Assignment:
Every record is to be copied unchanged, except that its pictures are removed.

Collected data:

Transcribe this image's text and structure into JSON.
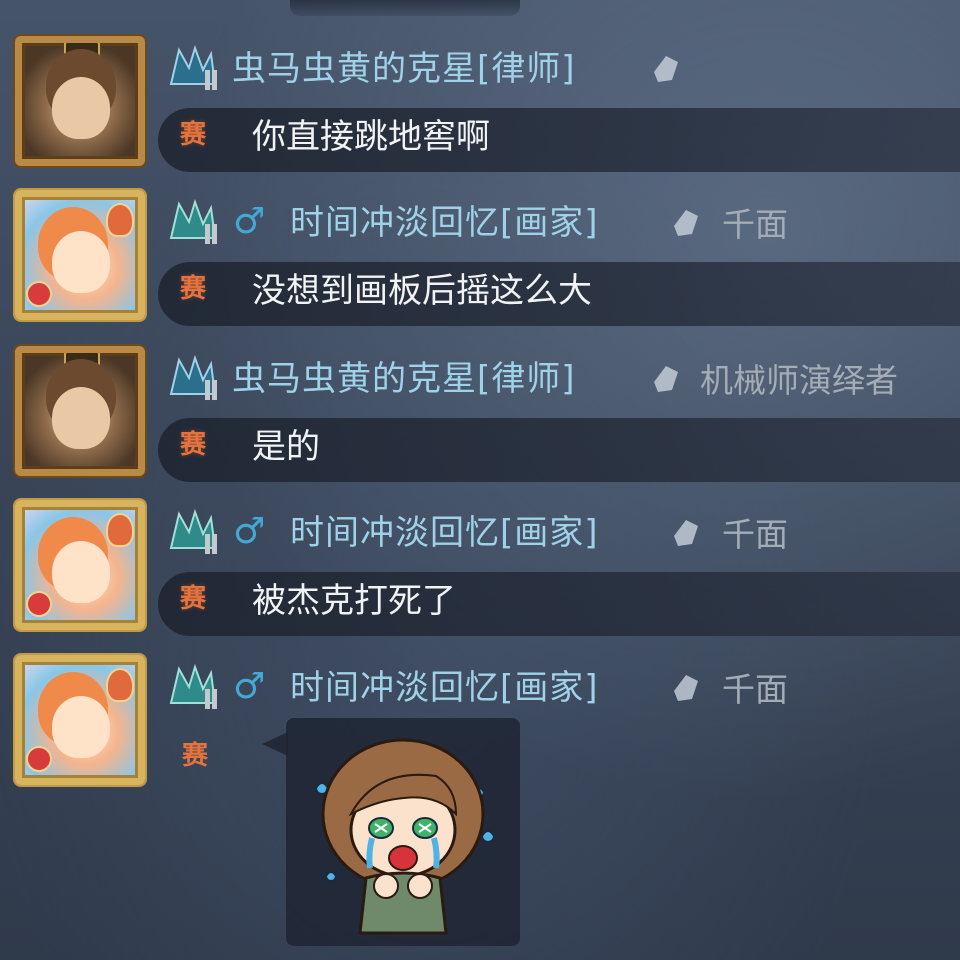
{
  "badge_label": "赛",
  "messages": [
    {
      "avatar": "lawyer-avatar",
      "username": "虫马虫黄的克星[律师]",
      "gender_icon": "",
      "title": "",
      "text": "你直接跳地窖啊"
    },
    {
      "avatar": "painter-avatar",
      "username": "时间冲淡回忆[画家]",
      "gender_icon": "♂",
      "title": "千面",
      "text": "没想到画板后摇这么大"
    },
    {
      "avatar": "lawyer-avatar",
      "username": "虫马虫黄的克星[律师]",
      "gender_icon": "",
      "title": "机械师演绎者",
      "text": "是的"
    },
    {
      "avatar": "painter-avatar",
      "username": "时间冲淡回忆[画家]",
      "gender_icon": "♂",
      "title": "千面",
      "text": "被杰克打死了"
    },
    {
      "avatar": "painter-avatar",
      "username": "时间冲淡回忆[画家]",
      "gender_icon": "♂",
      "title": "千面",
      "sticker": "crying-character-sticker"
    }
  ],
  "colors": {
    "username": "#9fd2e8",
    "badge": "#e5733b",
    "gender": "#43a8d6",
    "title": "#a4acb6",
    "message_text": "#f2f3f5"
  }
}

Answer section:
Transcribe this image's text and structure into JSON.
{
  "badge_label": "赛",
  "messages": [
    {
      "avatar": "lawyer-avatar",
      "username": "虫马虫黄的克星[律师]",
      "gender_icon": "",
      "title": "",
      "text": "你直接跳地窖啊"
    },
    {
      "avatar": "painter-avatar",
      "username": "时间冲淡回忆[画家]",
      "gender_icon": "♂",
      "title": "千面",
      "text": "没想到画板后摇这么大"
    },
    {
      "avatar": "lawyer-avatar",
      "username": "虫马虫黄的克星[律师]",
      "gender_icon": "",
      "title": "机械师演绎者",
      "text": "是的"
    },
    {
      "avatar": "painter-avatar",
      "username": "时间冲淡回忆[画家]",
      "gender_icon": "♂",
      "title": "千面",
      "text": "被杰克打死了"
    },
    {
      "avatar": "painter-avatar",
      "username": "时间冲淡回忆[画家]",
      "gender_icon": "♂",
      "title": "千面",
      "sticker": "crying-character-sticker"
    }
  ],
  "colors": {
    "username": "#9fd2e8",
    "badge": "#e5733b",
    "gender": "#43a8d6",
    "title": "#a4acb6",
    "message_text": "#f2f3f5"
  }
}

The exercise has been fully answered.